* _Instructions to follow_
In the copy, keep every line below as it is and leave out the pictures.

* _Recorded information_
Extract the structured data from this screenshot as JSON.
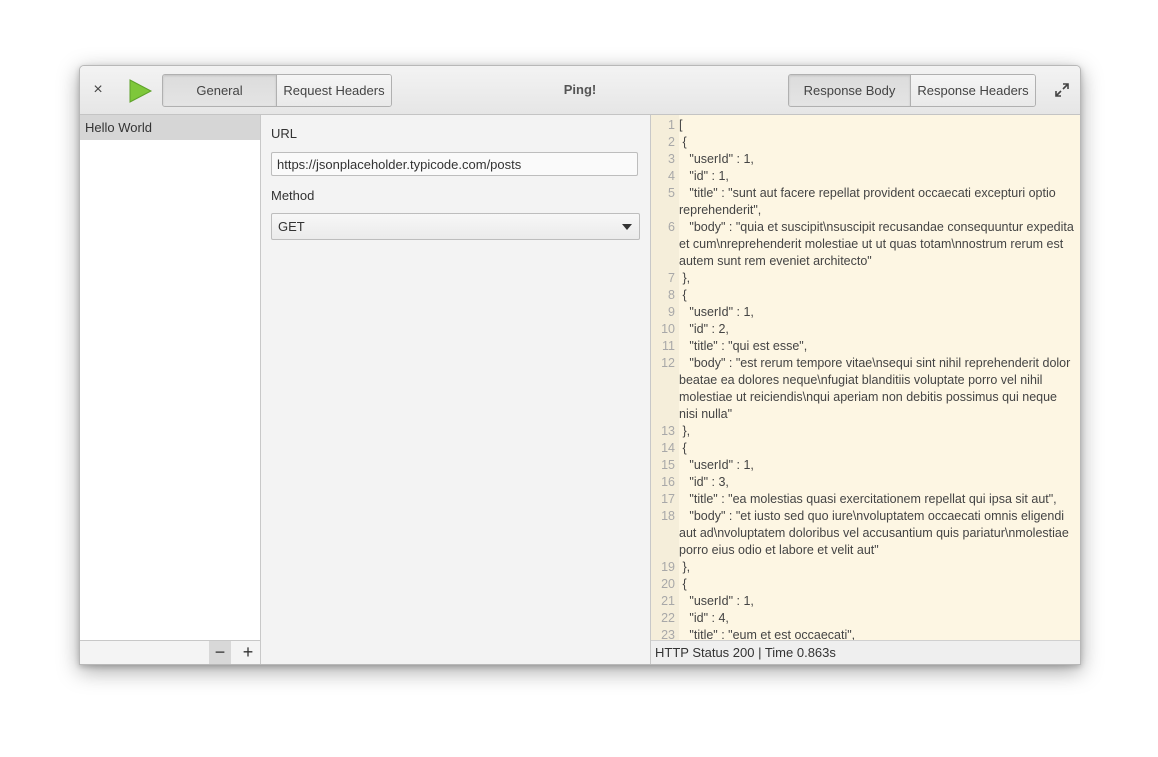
{
  "header": {
    "close_label": "×",
    "title": "Ping!",
    "left_tabs": [
      "General",
      "Request Headers"
    ],
    "right_tabs": [
      "Response Body",
      "Response Headers"
    ]
  },
  "sidebar": {
    "items": [
      {
        "label": "Hello World"
      }
    ],
    "remove_label": "−",
    "add_label": "+"
  },
  "request": {
    "url_label": "URL",
    "url_value": "https://jsonplaceholder.typicode.com/posts",
    "method_label": "Method",
    "method_value": "GET"
  },
  "response": {
    "lines": [
      {
        "n": "1",
        "t": "["
      },
      {
        "n": "2",
        "t": " {"
      },
      {
        "n": "3",
        "t": "   \"userId\" : 1,"
      },
      {
        "n": "4",
        "t": "   \"id\" : 1,"
      },
      {
        "n": "5",
        "t": "   \"title\" : \"sunt aut facere repellat provident occaecati excepturi optio reprehenderit\","
      },
      {
        "n": "6",
        "t": "   \"body\" : \"quia et suscipit\\nsuscipit recusandae consequuntur expedita et cum\\nreprehenderit molestiae ut ut quas totam\\nnostrum rerum est autem sunt rem eveniet architecto\""
      },
      {
        "n": "7",
        "t": " },"
      },
      {
        "n": "8",
        "t": " {"
      },
      {
        "n": "9",
        "t": "   \"userId\" : 1,"
      },
      {
        "n": "10",
        "t": "   \"id\" : 2,"
      },
      {
        "n": "11",
        "t": "   \"title\" : \"qui est esse\","
      },
      {
        "n": "12",
        "t": "   \"body\" : \"est rerum tempore vitae\\nsequi sint nihil reprehenderit dolor beatae ea dolores neque\\nfugiat blanditiis voluptate porro vel nihil molestiae ut reiciendis\\nqui aperiam non debitis possimus qui neque nisi nulla\""
      },
      {
        "n": "13",
        "t": " },"
      },
      {
        "n": "14",
        "t": " {"
      },
      {
        "n": "15",
        "t": "   \"userId\" : 1,"
      },
      {
        "n": "16",
        "t": "   \"id\" : 3,"
      },
      {
        "n": "17",
        "t": "   \"title\" : \"ea molestias quasi exercitationem repellat qui ipsa sit aut\","
      },
      {
        "n": "18",
        "t": "   \"body\" : \"et iusto sed quo iure\\nvoluptatem occaecati omnis eligendi aut ad\\nvoluptatem doloribus vel accusantium quis pariatur\\nmolestiae porro eius odio et labore et velit aut\""
      },
      {
        "n": "19",
        "t": " },"
      },
      {
        "n": "20",
        "t": " {"
      },
      {
        "n": "21",
        "t": "   \"userId\" : 1,"
      },
      {
        "n": "22",
        "t": "   \"id\" : 4,"
      },
      {
        "n": "23",
        "t": "   \"title\" : \"eum et est occaecati\","
      }
    ]
  },
  "status": {
    "text": "HTTP Status 200 | Time 0.863s"
  },
  "colors": {
    "run_icon": "#7ec73a",
    "response_bg": "#fdf6e3"
  }
}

* _Solution for this problem_
Extract the structured data from this screenshot as JSON.
{
  "header": {
    "close_label": "×",
    "title": "Ping!",
    "left_tabs": [
      "General",
      "Request Headers"
    ],
    "right_tabs": [
      "Response Body",
      "Response Headers"
    ]
  },
  "sidebar": {
    "items": [
      {
        "label": "Hello World"
      }
    ],
    "remove_label": "−",
    "add_label": "+"
  },
  "request": {
    "url_label": "URL",
    "url_value": "https://jsonplaceholder.typicode.com/posts",
    "method_label": "Method",
    "method_value": "GET"
  },
  "response": {
    "lines": [
      {
        "n": "1",
        "t": "["
      },
      {
        "n": "2",
        "t": " {"
      },
      {
        "n": "3",
        "t": "   \"userId\" : 1,"
      },
      {
        "n": "4",
        "t": "   \"id\" : 1,"
      },
      {
        "n": "5",
        "t": "   \"title\" : \"sunt aut facere repellat provident occaecati excepturi optio reprehenderit\","
      },
      {
        "n": "6",
        "t": "   \"body\" : \"quia et suscipit\\nsuscipit recusandae consequuntur expedita et cum\\nreprehenderit molestiae ut ut quas totam\\nnostrum rerum est autem sunt rem eveniet architecto\""
      },
      {
        "n": "7",
        "t": " },"
      },
      {
        "n": "8",
        "t": " {"
      },
      {
        "n": "9",
        "t": "   \"userId\" : 1,"
      },
      {
        "n": "10",
        "t": "   \"id\" : 2,"
      },
      {
        "n": "11",
        "t": "   \"title\" : \"qui est esse\","
      },
      {
        "n": "12",
        "t": "   \"body\" : \"est rerum tempore vitae\\nsequi sint nihil reprehenderit dolor beatae ea dolores neque\\nfugiat blanditiis voluptate porro vel nihil molestiae ut reiciendis\\nqui aperiam non debitis possimus qui neque nisi nulla\""
      },
      {
        "n": "13",
        "t": " },"
      },
      {
        "n": "14",
        "t": " {"
      },
      {
        "n": "15",
        "t": "   \"userId\" : 1,"
      },
      {
        "n": "16",
        "t": "   \"id\" : 3,"
      },
      {
        "n": "17",
        "t": "   \"title\" : \"ea molestias quasi exercitationem repellat qui ipsa sit aut\","
      },
      {
        "n": "18",
        "t": "   \"body\" : \"et iusto sed quo iure\\nvoluptatem occaecati omnis eligendi aut ad\\nvoluptatem doloribus vel accusantium quis pariatur\\nmolestiae porro eius odio et labore et velit aut\""
      },
      {
        "n": "19",
        "t": " },"
      },
      {
        "n": "20",
        "t": " {"
      },
      {
        "n": "21",
        "t": "   \"userId\" : 1,"
      },
      {
        "n": "22",
        "t": "   \"id\" : 4,"
      },
      {
        "n": "23",
        "t": "   \"title\" : \"eum et est occaecati\","
      }
    ]
  },
  "status": {
    "text": "HTTP Status 200 | Time 0.863s"
  },
  "colors": {
    "run_icon": "#7ec73a",
    "response_bg": "#fdf6e3"
  }
}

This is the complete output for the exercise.